The Casio 101-MR is an early handheld calculator from 1974. With a wide and bulky design, it measures 116mm x 154mm x 37.5mm and weighs 312g without batteries. The case consists of a rear dark brown plastic section and a front beige glossy plastic cover. There is a black plastic display area tilted slightly upwards, framed by white lines and silver painted letters displaying the Casio name and model number.
The 101-MR is powered by 4 AA batteries or can use an optional AC adapter. It has a 10 digit vacuum fluorescent display, allowing for full 10 digit calculations. The display also has an extra symbol section on the left showing the status of features like negative numbers, memory, and constant.
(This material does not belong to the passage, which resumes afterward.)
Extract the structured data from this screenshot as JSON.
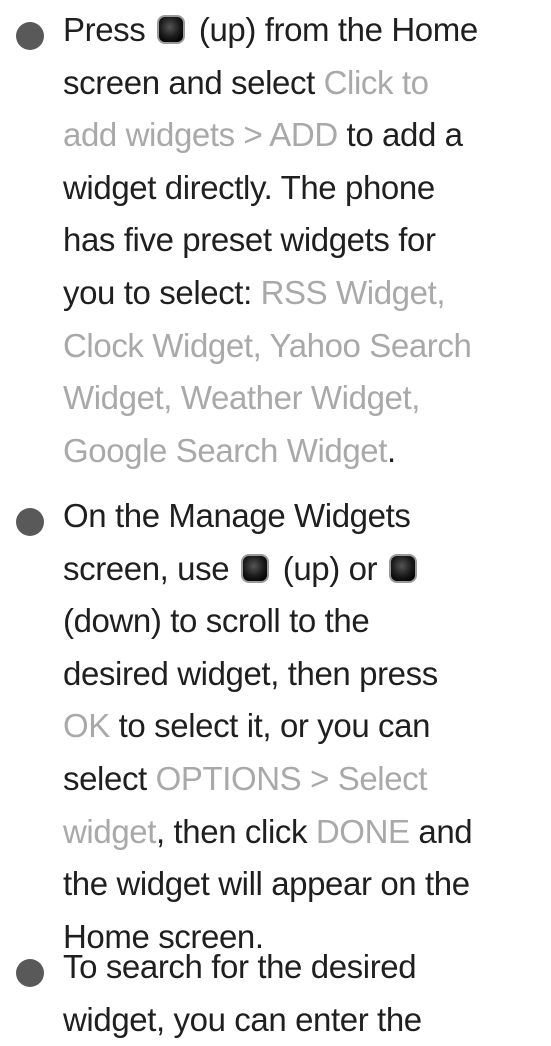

As an early calculator, the 101-MR has a limited feature set. It can do basic four function math, percentages, square roots, and memory storage. It also has options for decimal point selection, rounding, and using a constant. The keyboard uses a Reverse Polish Notation input style, which was common at the time.
Inside, the 101-MR utilizes a Hitachi HD32612P processor and a separate keyboard circuit board connected by wires. The vintage logic provides some quirks to using the device. Overflow or errors will lock up the calculator, needing a full reset. It also allows negative square roots, causing the display to flicker.
The 101-MR shows the transition period when handheld calculators were still large devices limited by the technology of the era. By 1975, Casio had introduced smaller and more powerful models. But the 101-MR represents an important milestone in bringing complex math calculations into a portable consumer product.